*** The records Section Begins ***

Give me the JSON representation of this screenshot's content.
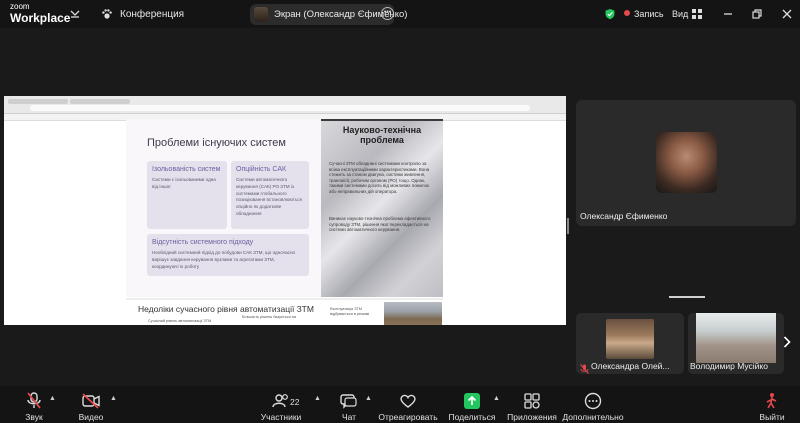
{
  "app": {
    "logo_line1": "zoom",
    "logo_line2": "Workplace",
    "conference_label": "Конференция"
  },
  "screen_share": {
    "label": "Экран (Олександр Єфименко)"
  },
  "topbar": {
    "record_label": "Запись",
    "view_label": "Вид"
  },
  "slide": {
    "title": "Проблеми існуючих систем",
    "cards": [
      {
        "title": "Ізольованість систем",
        "body": "Системи є ізольованими одна від іншої"
      },
      {
        "title": "Опційність САК",
        "body": "Системи автоматичного керування (САК) РО ЗТМ із системами глобального позиціювання встановлюються опційно як додаткове обладнання"
      },
      {
        "title": "Відсутність системного підходу",
        "body": "Необхідний системний підхід до побудови САК ЗТМ, що одночасно вирішує завдання керування вузлами та агрегатами ЗТМ, координуючі їх роботу"
      }
    ],
    "right_title": "Науково-технічна проблема",
    "right_p1": "Сучасні ЗТМ обладнані системами контролю за всіма експлуатаційними характеристиками. Вона стежить за станом двигуна, системи живлення, трансмісії, робочим органом (РО) тощо. Однак, такими системами досить від можливих помилок або неправильних дій оператора.",
    "right_p2": "Виникає науково-технічна проблема ефективного супроводу ЗТМ, рішення якої перекладається на системи автоматичного керування.",
    "slide2_title": "Недоліки сучасного рівня автоматизації ЗТМ",
    "slide2_sub1": "Сучасний рівень автоматизації ЗТМ",
    "slide2_sub2": "Більшість рішень базується на",
    "slide2_sub3": "Експлуатація ЗТМ відбувається в режимі"
  },
  "participants": {
    "main": {
      "name": "Олександр Єфименко"
    },
    "tile1": {
      "name": "Олександра Олей..."
    },
    "tile2": {
      "name": "Володимир Мусійко"
    }
  },
  "toolbar": {
    "audio": "Звук",
    "video": "Видео",
    "participants": "Участники",
    "participants_count": "22",
    "chat": "Чат",
    "react": "Отреагировать",
    "share": "Поделиться",
    "apps": "Приложения",
    "more": "Дополнительно",
    "leave": "Выйти"
  },
  "colors": {
    "accent_green": "#22c55e",
    "record_red": "#e5484d",
    "leave_red": "#e5484d",
    "mute_red": "#e5484d"
  }
}
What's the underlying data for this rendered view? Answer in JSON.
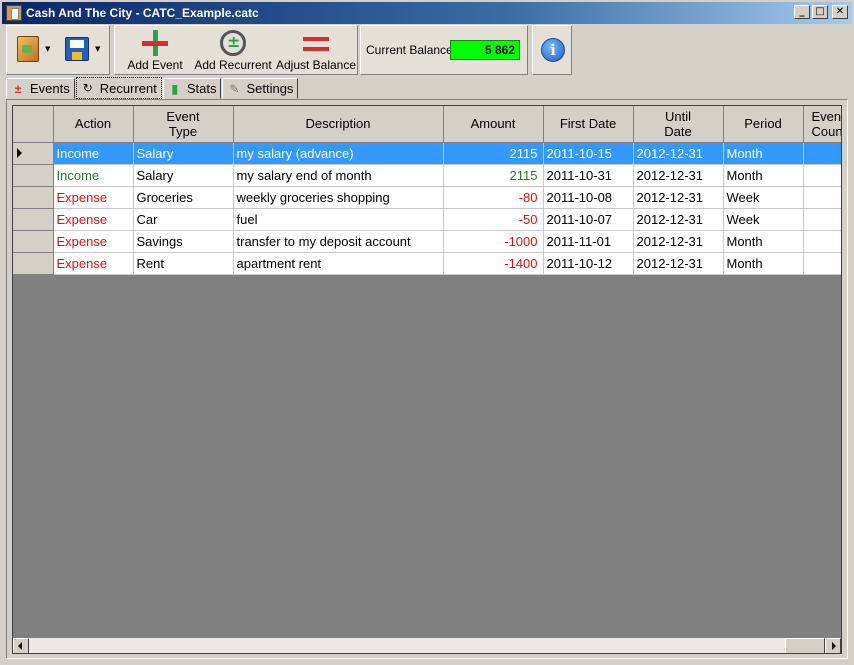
{
  "window": {
    "title": "Cash And The City - CATC_Example.catc",
    "minimize": "_",
    "maximize": "□",
    "close": "✕"
  },
  "toolbar": {
    "add_event": "Add Event",
    "add_recurrent": "Add Recurrent",
    "adjust_balance": "Adjust Balance",
    "balance_label": "Current Balance:",
    "balance_value": "5 862",
    "balance_color": "#00ff00",
    "dropdown_arrow": "▼",
    "info_glyph": "i"
  },
  "tabs": [
    {
      "label": "Events",
      "icon": "plus-minus-icon"
    },
    {
      "label": "Recurrent",
      "icon": "recurrent-icon"
    },
    {
      "label": "Stats",
      "icon": "bar-chart-icon"
    },
    {
      "label": "Settings",
      "icon": "wrench-icon"
    }
  ],
  "grid": {
    "columns": [
      "Action",
      "Event\nType",
      "Description",
      "Amount",
      "First Date",
      "Until\nDate",
      "Period",
      "Event\nCount"
    ],
    "rows": [
      {
        "action": "Income",
        "type": "Salary",
        "description": "my salary (advance)",
        "amount": "2115",
        "first_date": "2011-10-15",
        "until_date": "2012-12-31",
        "period": "Month",
        "count": ""
      },
      {
        "action": "Income",
        "type": "Salary",
        "description": "my salary end of month",
        "amount": "2115",
        "first_date": "2011-10-31",
        "until_date": "2012-12-31",
        "period": "Month",
        "count": ""
      },
      {
        "action": "Expense",
        "type": "Groceries",
        "description": "weekly groceries shopping",
        "amount": "-80",
        "first_date": "2011-10-08",
        "until_date": "2012-12-31",
        "period": "Week",
        "count": ""
      },
      {
        "action": "Expense",
        "type": "Car",
        "description": "fuel",
        "amount": "-50",
        "first_date": "2011-10-07",
        "until_date": "2012-12-31",
        "period": "Week",
        "count": ""
      },
      {
        "action": "Expense",
        "type": "Savings",
        "description": "transfer to my deposit account",
        "amount": "-1000",
        "first_date": "2011-11-01",
        "until_date": "2012-12-31",
        "period": "Month",
        "count": ""
      },
      {
        "action": "Expense",
        "type": "Rent",
        "description": "apartment rent",
        "amount": "-1400",
        "first_date": "2011-10-12",
        "until_date": "2012-12-31",
        "period": "Month",
        "count": ""
      }
    ],
    "selected_row": 0
  },
  "colors": {
    "income": "#2a7a2a",
    "expense": "#e01010",
    "selection": "#3399ff"
  }
}
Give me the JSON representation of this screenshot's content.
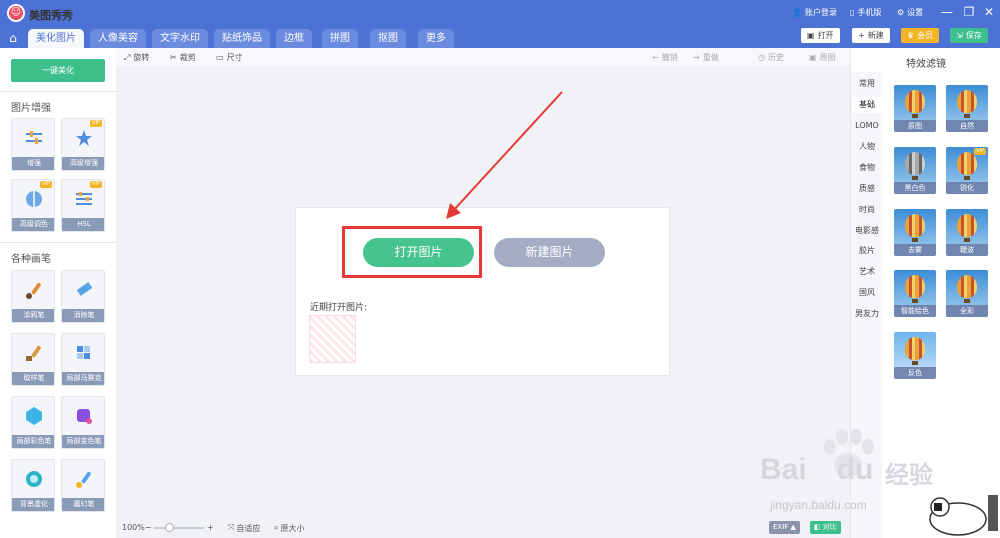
{
  "app": {
    "title": "美图秀秀",
    "logo_glyph": "☺"
  },
  "titlebar": {
    "login": "账户登录",
    "mobile": "手机版",
    "settings": "设置"
  },
  "window": {
    "minimize": "—",
    "restore": "❐",
    "close": "✕"
  },
  "tabs": [
    {
      "label": "美化图片",
      "active": true
    },
    {
      "label": "人像美容"
    },
    {
      "label": "文字水印"
    },
    {
      "label": "贴纸饰品"
    },
    {
      "label": "边框"
    },
    {
      "label": "拼图"
    },
    {
      "label": "抠图"
    },
    {
      "label": "更多"
    }
  ],
  "actions": {
    "open": "打开",
    "new": "新建",
    "member": "会员",
    "save": "保存"
  },
  "sidebar": {
    "one_key": "一键美化",
    "enhance_title": "图片增强",
    "enhance": [
      {
        "label": "增强",
        "vip": false,
        "icon": "sliders-icon"
      },
      {
        "label": "高级增强",
        "vip": true,
        "icon": "magic-wand-icon"
      },
      {
        "label": "高级调色",
        "vip": true,
        "icon": "color-palette-icon"
      },
      {
        "label": "HSL",
        "vip": true,
        "icon": "sliders-icon"
      }
    ],
    "brush_title": "各种画笔",
    "brushes": [
      {
        "label": "涂鸦笔",
        "icon": "brush-icon"
      },
      {
        "label": "消除笔",
        "icon": "eraser-icon"
      },
      {
        "label": "取样笔",
        "icon": "sample-brush-icon"
      },
      {
        "label": "局部马赛克",
        "icon": "mosaic-icon"
      },
      {
        "label": "局部彩色笔",
        "icon": "color-brush-icon"
      },
      {
        "label": "局部变色笔",
        "icon": "recolor-brush-icon"
      },
      {
        "label": "背景虚化",
        "icon": "blur-icon"
      },
      {
        "label": "魔幻笔",
        "icon": "magic-brush-icon"
      }
    ],
    "vip_badge": "VIP"
  },
  "toolbar": {
    "rotate": "旋转",
    "crop": "裁剪",
    "size": "尺寸",
    "undo": "撤销",
    "redo": "重做",
    "history": "历史",
    "original": "原图"
  },
  "canvas": {
    "open_picture": "打开图片",
    "new_picture": "新建图片",
    "recent_label": "近期打开图片:"
  },
  "filters": {
    "title": "特效滤镜",
    "categories": [
      {
        "label": "常用"
      },
      {
        "label": "基础",
        "active": true
      },
      {
        "label": "LOMO"
      },
      {
        "label": "人物"
      },
      {
        "label": "食物"
      },
      {
        "label": "质感"
      },
      {
        "label": "时尚"
      },
      {
        "label": "电影感"
      },
      {
        "label": "胶片"
      },
      {
        "label": "艺术"
      },
      {
        "label": "国风"
      },
      {
        "label": "男友力"
      }
    ],
    "items": [
      {
        "label": "原图"
      },
      {
        "label": "自然"
      },
      {
        "label": "黑白色",
        "vip": false
      },
      {
        "label": "锐化",
        "vip": true
      },
      {
        "label": "去雾"
      },
      {
        "label": "鞭波"
      },
      {
        "label": "智能绘色"
      },
      {
        "label": "全彩"
      },
      {
        "label": "反色"
      }
    ]
  },
  "status": {
    "zoom": "100%",
    "minus": "−",
    "plus": "+",
    "fit": "自适应",
    "actual": "原大小",
    "exif": "EXIF ▲",
    "compare": "对比"
  },
  "watermark": {
    "brand": "Bai",
    "brand2": "du",
    "cn": "经验",
    "url": "jingyan.baidu.com"
  },
  "colors": {
    "primary": "#4d72d6",
    "green": "#47c38e",
    "red": "#e53935",
    "gold": "#f2b526"
  }
}
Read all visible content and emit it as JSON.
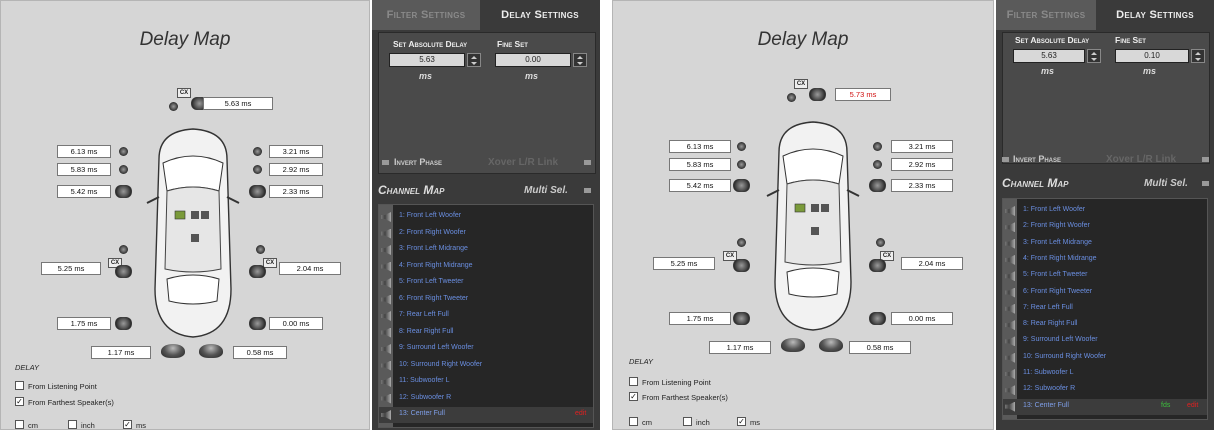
{
  "panels": [
    {
      "title": "Delay Map",
      "center_delay": "5.63 ms",
      "center_red": false,
      "cx_top": "CX",
      "cx_mid": "CX",
      "delays": {
        "front_left_woofer": "6.13 ms",
        "front_left_mid": "5.83 ms",
        "front_left_tweet": "5.42 ms",
        "front_right_woofer": "3.21 ms",
        "front_right_mid": "2.92 ms",
        "front_right_tweet": "2.33 ms",
        "surround_left": "5.25 ms",
        "surround_right": "2.04 ms",
        "rear_left": "1.75 ms",
        "rear_right": "0.00 ms",
        "sub_left": "1.17 ms",
        "sub_right": "0.58 ms"
      },
      "delay_label": "DELAY",
      "options": [
        "From Listening Point",
        "From Farthest Speaker(s)"
      ],
      "units": [
        "cm",
        "inch",
        "ms"
      ],
      "tabs": {
        "filter": "Filter Settings",
        "delay": "Delay Settings"
      },
      "abs_label": "Set Absolute Delay",
      "fine_label": "Fine Set",
      "abs_value": "5.63",
      "fine_value": "0.00",
      "unit_ms": "ms",
      "invert_phase": "Invert Phase",
      "xover_link": "Xover L/R Link",
      "channel_map": "Channel Map",
      "multi_sel": "Multi Sel.",
      "channels": [
        "1: Front Left Woofer",
        "2: Front Right Woofer",
        "3: Front Left Midrange",
        "4: Front Right Midrange",
        "5: Front Left Tweeter",
        "6: Front Right Tweeter",
        "7: Rear Left Full",
        "8: Rear Right Full",
        "9: Surround Left Woofer",
        "10: Surround Right Woofer",
        "11: Subwoofer L",
        "12: Subwoofer R",
        "13: Center Full"
      ],
      "edit": "edit",
      "fds": ""
    },
    {
      "title": "Delay Map",
      "center_delay": "5.73 ms",
      "center_red": true,
      "cx_top": "CX",
      "cx_mid": "CX",
      "delays": {
        "front_left_woofer": "6.13 ms",
        "front_left_mid": "5.83 ms",
        "front_left_tweet": "5.42 ms",
        "front_right_woofer": "3.21 ms",
        "front_right_mid": "2.92 ms",
        "front_right_tweet": "2.33 ms",
        "surround_left": "5.25 ms",
        "surround_right": "2.04 ms",
        "rear_left": "1.75 ms",
        "rear_right": "0.00 ms",
        "sub_left": "1.17 ms",
        "sub_right": "0.58 ms"
      },
      "delay_label": "DELAY",
      "options": [
        "From Listening Point",
        "From Farthest Speaker(s)"
      ],
      "units": [
        "cm",
        "inch",
        "ms"
      ],
      "tabs": {
        "filter": "Filter Settings",
        "delay": "Delay Settings"
      },
      "abs_label": "Set Absolute Delay",
      "fine_label": "Fine Set",
      "abs_value": "5.63",
      "fine_value": "0.10",
      "unit_ms": "ms",
      "invert_phase": "Invert Phase",
      "xover_link": "Xover L/R Link",
      "channel_map": "Channel Map",
      "multi_sel": "Multi Sel.",
      "channels": [
        "1: Front Left Woofer",
        "2: Front Right Woofer",
        "3: Front Left Midrange",
        "4: Front Right Midrange",
        "5: Front Left Tweeter",
        "6: Front Right Tweeter",
        "7: Rear Left Full",
        "8: Rear Right Full",
        "9: Surround Left Woofer",
        "10: Surround Right Woofer",
        "11: Subwoofer L",
        "12: Subwoofer R",
        "13: Center Full"
      ],
      "edit": "edit",
      "fds": "fds"
    }
  ]
}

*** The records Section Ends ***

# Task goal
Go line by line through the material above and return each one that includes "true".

# Task output
      "active": true
        "vip": true,
        "vip": true,
        "vip": true,
        "active": true
        "vip": true
      "center_red": true,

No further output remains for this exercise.